* WHAT THE TASK ASKS
Give only a number in reply. It should be how many lines in the records contain the string "title".

Extracted records:
______________________________

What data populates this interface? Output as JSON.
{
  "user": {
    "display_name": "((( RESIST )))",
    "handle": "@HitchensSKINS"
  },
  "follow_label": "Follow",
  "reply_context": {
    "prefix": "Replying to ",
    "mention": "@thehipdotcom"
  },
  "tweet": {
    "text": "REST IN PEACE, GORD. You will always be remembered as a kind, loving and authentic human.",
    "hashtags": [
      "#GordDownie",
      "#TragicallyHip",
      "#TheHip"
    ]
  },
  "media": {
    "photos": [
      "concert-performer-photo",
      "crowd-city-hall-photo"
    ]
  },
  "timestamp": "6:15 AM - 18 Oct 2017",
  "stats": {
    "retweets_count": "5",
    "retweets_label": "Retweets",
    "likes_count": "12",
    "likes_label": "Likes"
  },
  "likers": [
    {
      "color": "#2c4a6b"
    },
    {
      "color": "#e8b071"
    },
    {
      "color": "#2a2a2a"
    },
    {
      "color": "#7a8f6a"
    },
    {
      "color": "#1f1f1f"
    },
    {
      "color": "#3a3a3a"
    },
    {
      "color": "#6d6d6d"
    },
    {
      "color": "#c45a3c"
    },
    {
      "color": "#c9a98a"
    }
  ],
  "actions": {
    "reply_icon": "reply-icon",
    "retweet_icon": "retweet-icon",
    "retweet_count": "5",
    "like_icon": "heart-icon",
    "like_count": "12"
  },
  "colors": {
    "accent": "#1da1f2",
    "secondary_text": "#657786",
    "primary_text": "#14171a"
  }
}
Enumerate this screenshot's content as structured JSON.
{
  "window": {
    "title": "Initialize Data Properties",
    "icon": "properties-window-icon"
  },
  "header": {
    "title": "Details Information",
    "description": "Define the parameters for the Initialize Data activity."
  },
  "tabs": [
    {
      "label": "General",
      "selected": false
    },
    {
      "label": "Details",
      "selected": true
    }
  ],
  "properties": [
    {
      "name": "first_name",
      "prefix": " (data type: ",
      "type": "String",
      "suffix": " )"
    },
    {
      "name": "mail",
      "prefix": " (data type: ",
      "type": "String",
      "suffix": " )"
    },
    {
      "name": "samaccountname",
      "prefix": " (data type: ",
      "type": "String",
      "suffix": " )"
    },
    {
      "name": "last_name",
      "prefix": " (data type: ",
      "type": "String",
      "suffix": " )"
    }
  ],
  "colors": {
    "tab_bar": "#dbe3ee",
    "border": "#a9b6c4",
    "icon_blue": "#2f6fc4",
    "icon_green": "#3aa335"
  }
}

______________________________

* YOUR SOLUTION
2